notes from 'Deleuze, Proust and the Image of Time'

Writing about Deleuze’s exploration of time in Proust, Patrick Ffrench says 

Sensuous signs are associated predominantly with the recovery of time at the heart of time lost. The experience of involuntary memory – madeleine, paving stone, starchy towel, establish an identity between two moments, two presents, one that is now and one that has been present but is now past. The sensation includes within it, as if sealed within a hermetically sealed vessel, the essence of a place: Venice, Combray, Balbec. This essence, however, is not just the ‘past’. The ineffable joy that results is not simply due to the recovery of lost time. The essence recovered is not linked to any present that has been, but is a more original past, the pastness of a past which has never been present: the past itself. [...] The being of the past in itself is what Bergson called the virtual. Deleuze thus forges a link between the Proustian ‘past in itself’ and the Bergsonian ‘virtual’.’ 

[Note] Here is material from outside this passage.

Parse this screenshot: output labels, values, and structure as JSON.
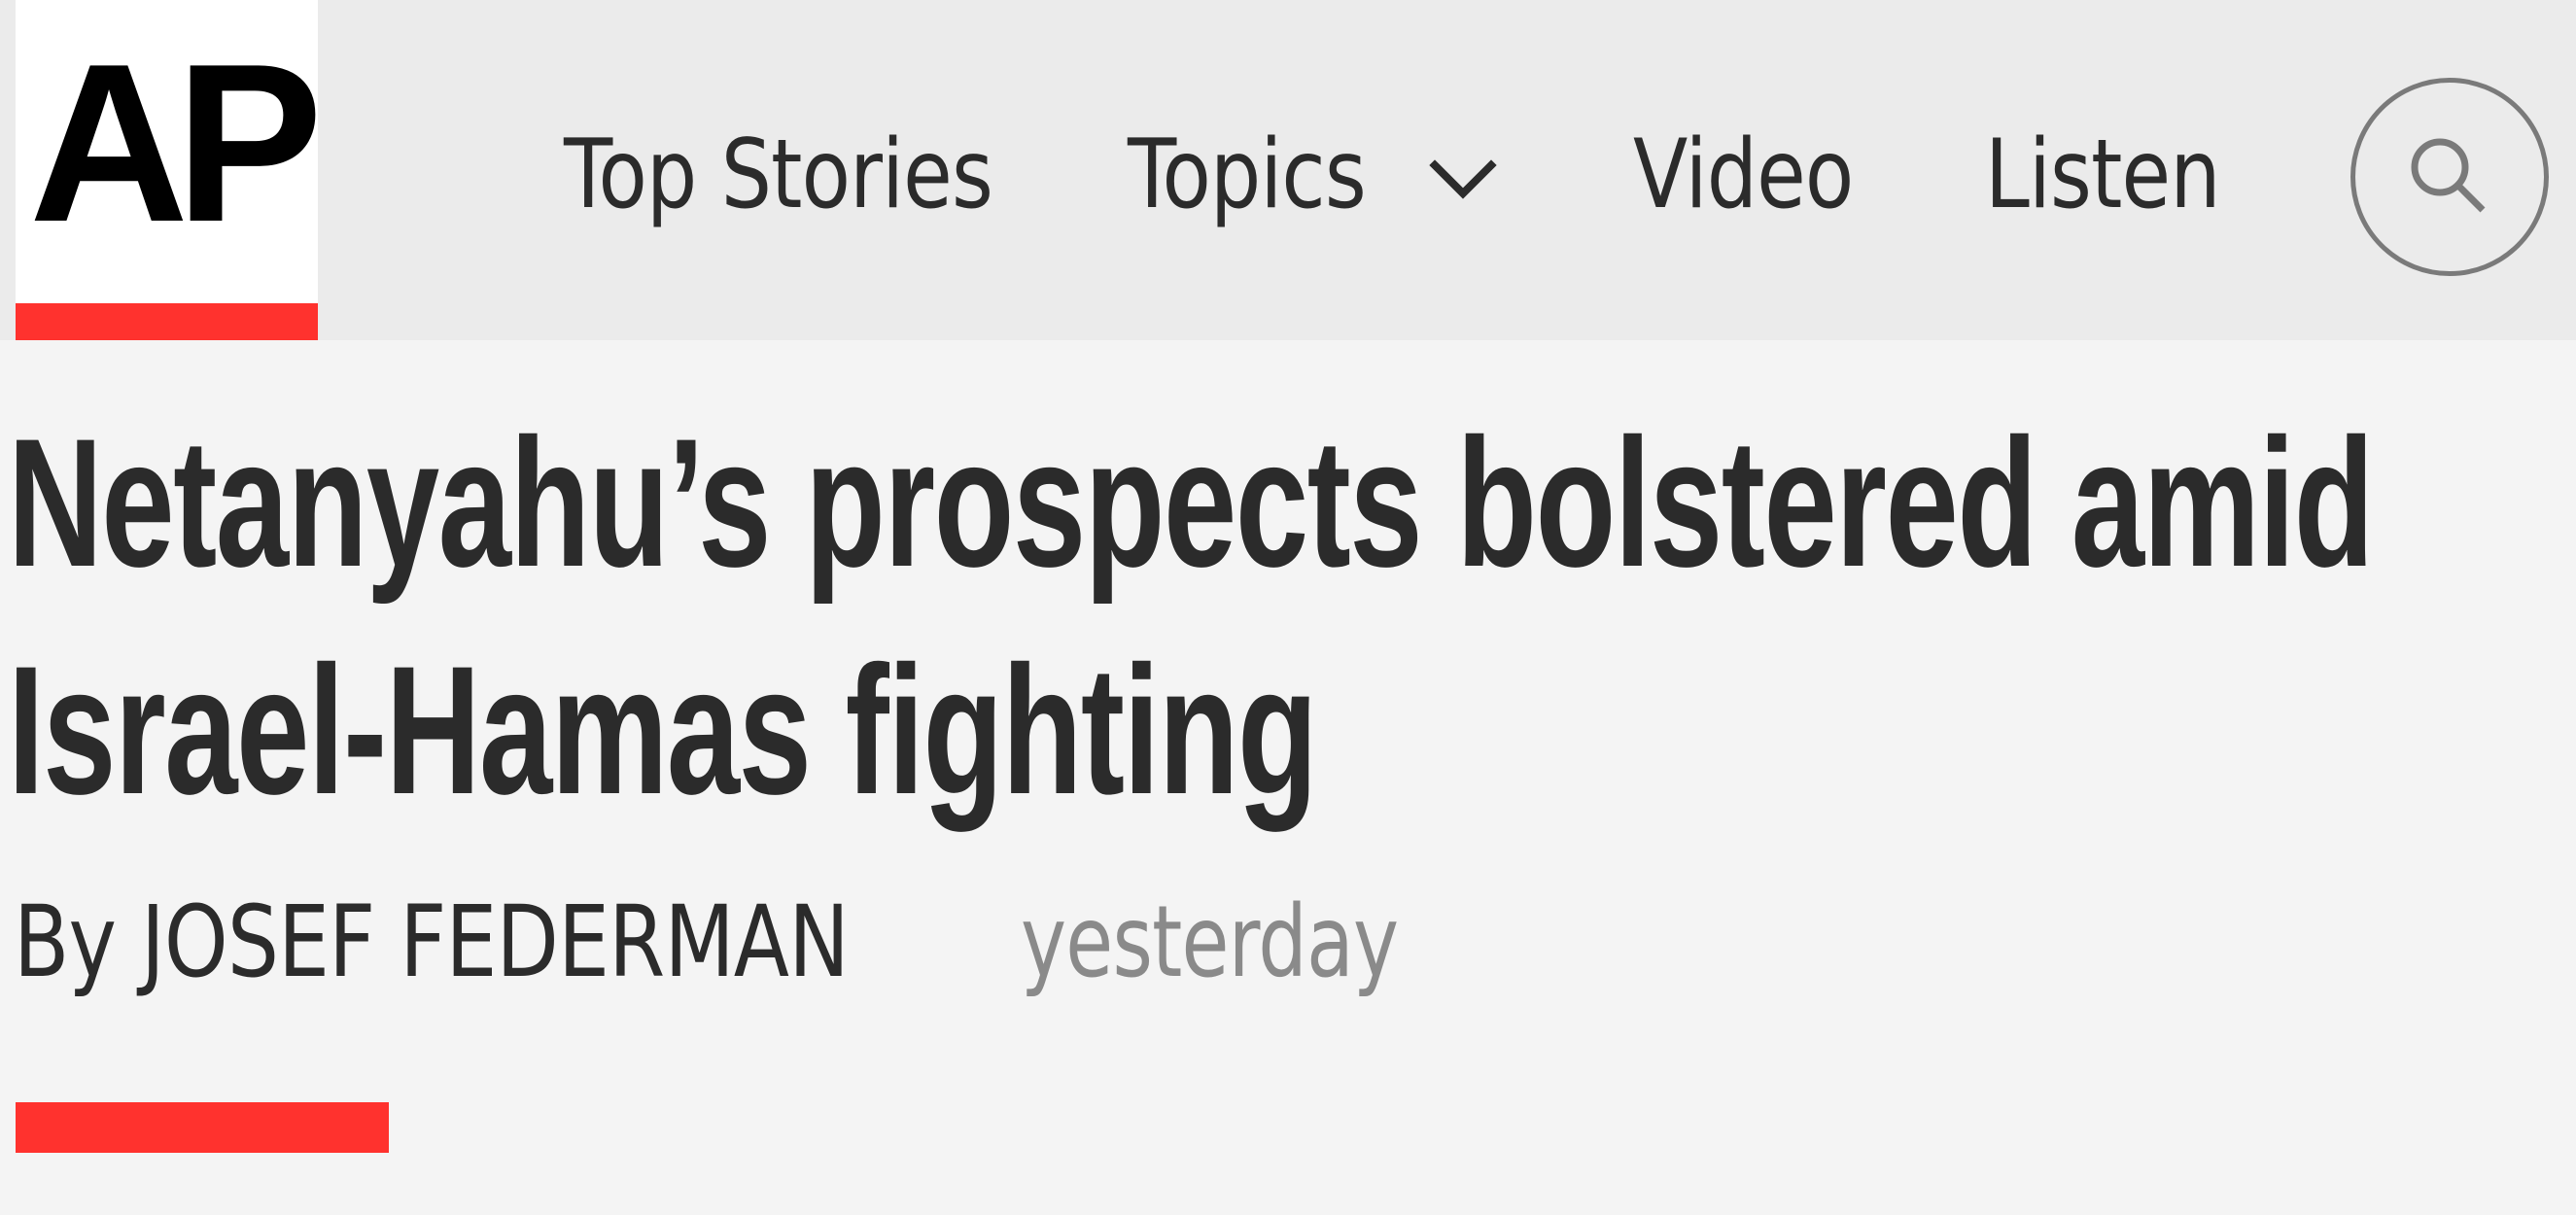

The event of eating a madeleine is thus an ambiguous mixture of virtual and actual. The sensual encounter with the madeleine contains a bifurcation, one fork leading to actual memory of a childhood, and a cup of tea with an aunt, and the other leading to a virtual encounter with ‘past in itself’. Deleuze’s concept of time consists of numerous bifurcations between the actual and the virtual, the experienced and the pure idea.  

Another bifurcation differentiates between memory that is registered and may have occurred before (‘I often recollect this one time when...’) and involuntary memory (‘I never knew I had remembered that...). Ffrench says involuntary memory can be viewed in connection with Freud’s theory of trauma that displaces the shock from consciousness, yet lurks undetected in the subconscious. The ‘shock’ has been repressed and displaced to the ‘back’ of the mind. Ffrench uses the example of Marcel bending to tie his shoelaces and suddenly remembering, for the first time, his grandmother’s death. It might be possible to take the return of an experience that was repressed or not registered as an encounter with virtual time, time in itself. Perhaps this time is usually repressed or deferred, and only enters our consciousness in a later and sudden encounter. 

The pure or virtual time that Deleuze sees in Proust is not so much a Platonic ideal as a vessel-like thing that contains in it irresolvable differences. Artwork, including Proust’s output, is like this ‘vessel’, containing in it bifurcations between conscious and involuntary memory. Deleuze sees Ozu’s static shot of a vase, crosscut between shots of a girl’s face (in Late Spring) as an example of this vessel in cinema, which contains time or memory that is both actual and virtual. Like the madeleine, the vase stops the usual flow of everyday life and filmic sequence and causes Marcel and the reader (or the viewer in the case of Late Spring) to consider time in its heterogeneous form. In this kind of motif, the vase or madeleine are actual, but also emit the virtual like a reflection or crystal image. Ffrench quotes Deleuze: ‘the virtual and the actual are in continual exchange and are indiscernible. […] The crystal image is the indivisible unity of the actual image and ‘its’ virtual image.’ 

This ‘double’ or crystal image is also evident when Bergson writes about the encounter with déjà-vu. In déjà-vu, we experience the ‘pure’ time or past in itself as a crystal that is reflecting an ‘actual’, in an image almost indiscernible from itself. This past is virtual (it is not a memory of a past that has been, but one that is contemporaneous with the present) yet it is actual too because the experience that prompts the déjà-vu does occur. In the same manner as the involuntary memory, déjà-vu is an encounter with time in its most heterogeneous and bifurcated state. 

Considering Proust’s dates and those of cinema, it is perhaps not surprising that his magic lanterns, madeleines and other ‘vessels’ for time are like cinematic motifs that affect conventional narrative progression. Deleuze’s plug-in of Proust’s literary machine into the cinematic machine is important because it enriches a reading or viewing of both.

Ffrench, P (2000) ‘Time in the Pure State: Deleuze, Proust and the Image of Time’ in Gill, CB (ed.) Time and the Image Manchester: Manchester University Press p.161-171